July 15, 2011
NARAL Pro-Choice America Praises Stop Deceptive Advertising for Women’s Services ActMenendez-Maloney legislation targets so-called “crisis pregnancy centers” that mislead women by advertising services they don’t provide
Washington, DC – Nancy Keenan, president of NARAL Pro-Choice America, praised Sen. Bob Menendez (D-N.J.) and Rep. Carolyn Maloney (D-N.Y.) for their continued efforts to forward legislation that would give the Federal Trade Commission (FTC) the authority to protect women from anti-choice “crisis pregnancy centers” (CPCs) that use deceptive advertising practices.
Investigations by NARAL Pro-Choice America and its state affiliates, along with a congressional study, have revealed that most CPCs are not regulated and engage in false advertising. CPCs often advertise as if they provide abortion services or counseling, when in fact they are centers created to dissuade women from exercising their right to choose. Under the Stop Deceptive Advertising for Women’s Services Act, which was introduced yesterday, the FTC could penalize organizations that engage in these practices.
“We applaud Rep. Maloney’s and Sen. Menendez' continued leadership in making sure women are not misled about their health-care options,” Keenan said. “It’s time for Congress to step in and hold these fake ‘clinics’ accountable. Even though we may have differences of opinion on abortion, Americans value honesty in advertising. We should all agree that a woman should not be misled or manipulated when she’s facing an unintended pregnancy.”
This year, NARAL Pro-Choice America Foundation, in partnership with nine of their state affiliates, launched the “Tour to Expose Fake Clinics” in an effort to raise the national dialogue about dangerous practices of CPCs and their misleading practices. In addition, the organization also scored a victory in 2010 when its grassroots campaign successfully convinced Yellowpages.com and Superpages.com to change policies that allowed CPC’s to advertise online for abortion related services that they did not provide.
While the evidence documenting CPCs' deceptive tactics is not new, events this year have brought national attention to these facilities and their practices. Notably, South Dakota passed an unprecedented law that requires women seeking abortion care to first submit to an in-person counseling session at a CPC, even if against her will. Thankfully, last month a federal judge preliminarily enjoined the law before it took effect; however, the passage of this alarming legislation only underscores the urgent need for Congress to act to protect women from misinformation and manipulation and pass the Stop Deceptive Advertising for Women's Services Act.

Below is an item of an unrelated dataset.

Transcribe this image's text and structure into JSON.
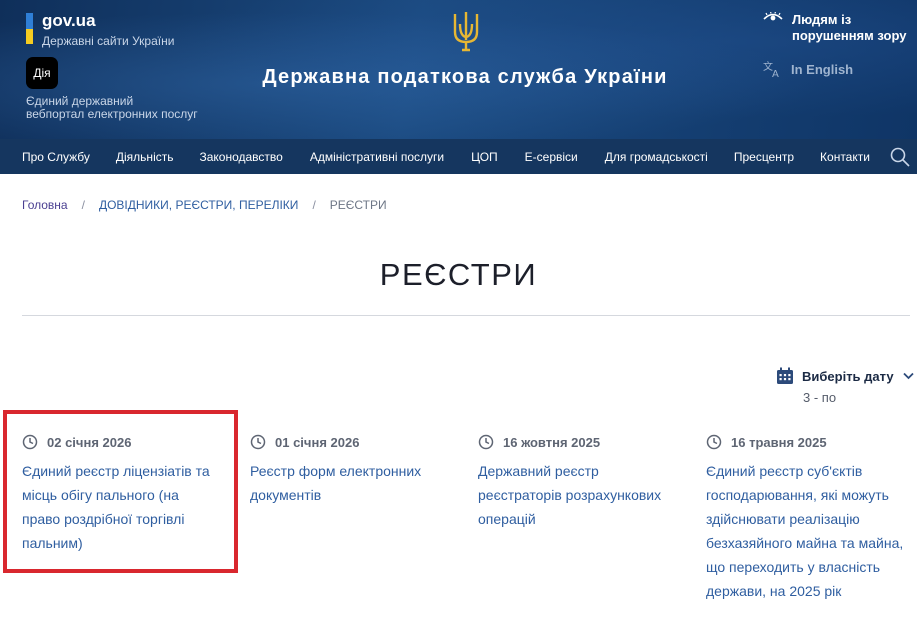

In the last year, anti-choice litigators have launched legal challenges against ordinances that simply would ensure women seeking counseling at a CPC have full awareness of its anti-abortion, anti-contraception agenda. Baltimore, Maryland, Montgomery County, Maryland, Austin, Texas, and New York City enacted ordinances requiring CPCs to post signs disclosing the limitations of their pregnancy-related counseling services.
“If the anti-choice activists who challenged this law really believe that women deserve full information about their medical options, then they should have no objection to these laws,” Keenan said.